A peaceful spirit arises from a pure heart. But it is not enough to be peaceful. The one who is blessed is one who seeks to bring peace. Especially where there is no peace. The peacemaker is one who looks for ways to reconcile those around him (or her). When the matter becomes particularly heated, the peacemaker steps in and suffers the blows as Christ stepped in for those He came to redeem.
But what about that sister . . . or boss . . . or roommate . . . or neighbor? The one you tried making things right with, and it just didn't work. I love how C.S. Lewis put it:
You know, in fact, that any attempt to talk things over with "X" will shipwreck on the old, fatal flaw of "X's" character . . . but when God looks into your home or factory or office, He sees one more person of the same kind - the one you never do see. I mean, of course, yourself. That is the next great step in wisdom - to realize that you also are just that sort of person. You also have a fatal flaw in your character. All the hope and plans of others have again and again shipwrecked on your character just as your hope and plans have shipwrecked on theirs.
That is one way in which God's view must differ from mine. He sees all the characters: I see all except my own. But the second difference is this. He loves the people in spite of their faults. He goes on loving . . . The more we can imitate God in both these respects, the more progress we shall make. We must love "X" more; and we must learn to see ourselves as a person of exactly the same kind.
To be a peacemaker requires personal risk. It is to put one's own wellbeing, reputation, and life on the line to be a reconciler.

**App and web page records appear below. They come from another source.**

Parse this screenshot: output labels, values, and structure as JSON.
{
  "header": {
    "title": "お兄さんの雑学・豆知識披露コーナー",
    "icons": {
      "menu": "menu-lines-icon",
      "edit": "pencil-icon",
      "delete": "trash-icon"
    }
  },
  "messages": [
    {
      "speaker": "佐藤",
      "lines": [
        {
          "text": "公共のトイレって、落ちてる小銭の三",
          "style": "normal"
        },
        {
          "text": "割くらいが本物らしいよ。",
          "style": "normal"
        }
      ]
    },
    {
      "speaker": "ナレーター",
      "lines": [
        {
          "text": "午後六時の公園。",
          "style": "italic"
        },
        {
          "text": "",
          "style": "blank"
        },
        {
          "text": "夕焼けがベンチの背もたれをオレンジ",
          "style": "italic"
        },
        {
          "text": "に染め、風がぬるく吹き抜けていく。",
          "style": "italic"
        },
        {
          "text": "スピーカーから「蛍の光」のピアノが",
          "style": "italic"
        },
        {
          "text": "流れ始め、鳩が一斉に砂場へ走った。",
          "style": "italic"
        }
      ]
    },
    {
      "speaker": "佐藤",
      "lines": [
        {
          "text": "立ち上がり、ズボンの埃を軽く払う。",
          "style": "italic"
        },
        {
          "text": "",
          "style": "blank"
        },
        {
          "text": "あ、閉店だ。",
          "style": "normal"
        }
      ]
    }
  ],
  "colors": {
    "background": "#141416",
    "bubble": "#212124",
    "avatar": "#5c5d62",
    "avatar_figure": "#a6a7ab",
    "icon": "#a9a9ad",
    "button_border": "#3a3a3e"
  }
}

And when we put it on the line, we begin to reflect God's character!